◆ Entries from a dataset of interfaces

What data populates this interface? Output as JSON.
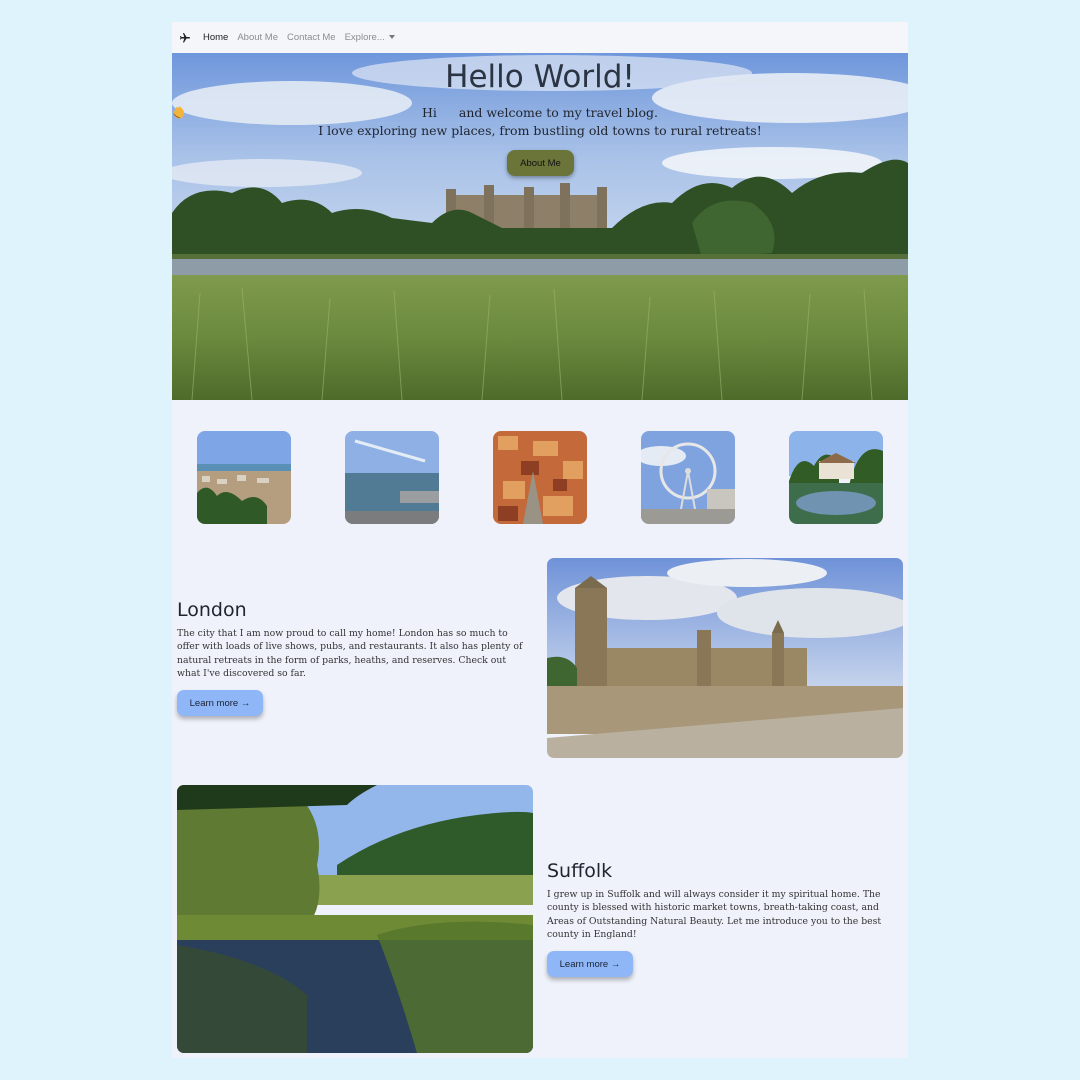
{
  "nav": {
    "items": [
      {
        "label": "Home",
        "active": true
      },
      {
        "label": "About Me",
        "active": false
      },
      {
        "label": "Contact Me",
        "active": false
      },
      {
        "label": "Explore...",
        "active": false
      }
    ],
    "logo_icon": "airplane-icon"
  },
  "hero": {
    "title": "Hello World!",
    "line1_before": "Hi",
    "wave_icon": "waving-hand-icon",
    "line1_after": "and welcome to my travel blog.",
    "line2": "I love exploring new places, from bustling old towns to rural retreats!",
    "button_label": "About Me",
    "button_color": "#6b7439"
  },
  "thumbnails": [
    {
      "name": "coastal-town"
    },
    {
      "name": "harbour"
    },
    {
      "name": "old-town-rooftops"
    },
    {
      "name": "london-eye"
    },
    {
      "name": "cottage-pond"
    }
  ],
  "sections": [
    {
      "title": "London",
      "text": "The city that I am now proud to call my home! London has so much to offer with loads of live shows, pubs, and restaurants. It also has plenty of natural retreats in the form of parks, heaths, and reserves. Check out what I've discovered so far.",
      "button_label": "Learn more →"
    },
    {
      "title": "Suffolk",
      "text": "I grew up in Suffolk and will always consider it my spiritual home. The county is blessed with historic market towns, breath-taking coast, and Areas of Outstanding Natural Beauty. Let me introduce you to the best county in England!",
      "button_label": "Learn more →"
    }
  ],
  "colors": {
    "background": "#dff3fd",
    "page": "#eff2fb",
    "learn_button": "#8fb6f7"
  }
}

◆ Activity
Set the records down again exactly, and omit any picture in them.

◆ Answer to the problem
What data populates this interface? Output as JSON.
{
  "nav": {
    "items": [
      {
        "label": "Home",
        "active": true
      },
      {
        "label": "About Me",
        "active": false
      },
      {
        "label": "Contact Me",
        "active": false
      },
      {
        "label": "Explore...",
        "active": false
      }
    ],
    "logo_icon": "airplane-icon"
  },
  "hero": {
    "title": "Hello World!",
    "line1_before": "Hi",
    "wave_icon": "waving-hand-icon",
    "line1_after": "and welcome to my travel blog.",
    "line2": "I love exploring new places, from bustling old towns to rural retreats!",
    "button_label": "About Me",
    "button_color": "#6b7439"
  },
  "thumbnails": [
    {
      "name": "coastal-town"
    },
    {
      "name": "harbour"
    },
    {
      "name": "old-town-rooftops"
    },
    {
      "name": "london-eye"
    },
    {
      "name": "cottage-pond"
    }
  ],
  "sections": [
    {
      "title": "London",
      "text": "The city that I am now proud to call my home! London has so much to offer with loads of live shows, pubs, and restaurants. It also has plenty of natural retreats in the form of parks, heaths, and reserves. Check out what I've discovered so far.",
      "button_label": "Learn more →"
    },
    {
      "title": "Suffolk",
      "text": "I grew up in Suffolk and will always consider it my spiritual home. The county is blessed with historic market towns, breath-taking coast, and Areas of Outstanding Natural Beauty. Let me introduce you to the best county in England!",
      "button_label": "Learn more →"
    }
  ],
  "colors": {
    "background": "#dff3fd",
    "page": "#eff2fb",
    "learn_button": "#8fb6f7"
  }
}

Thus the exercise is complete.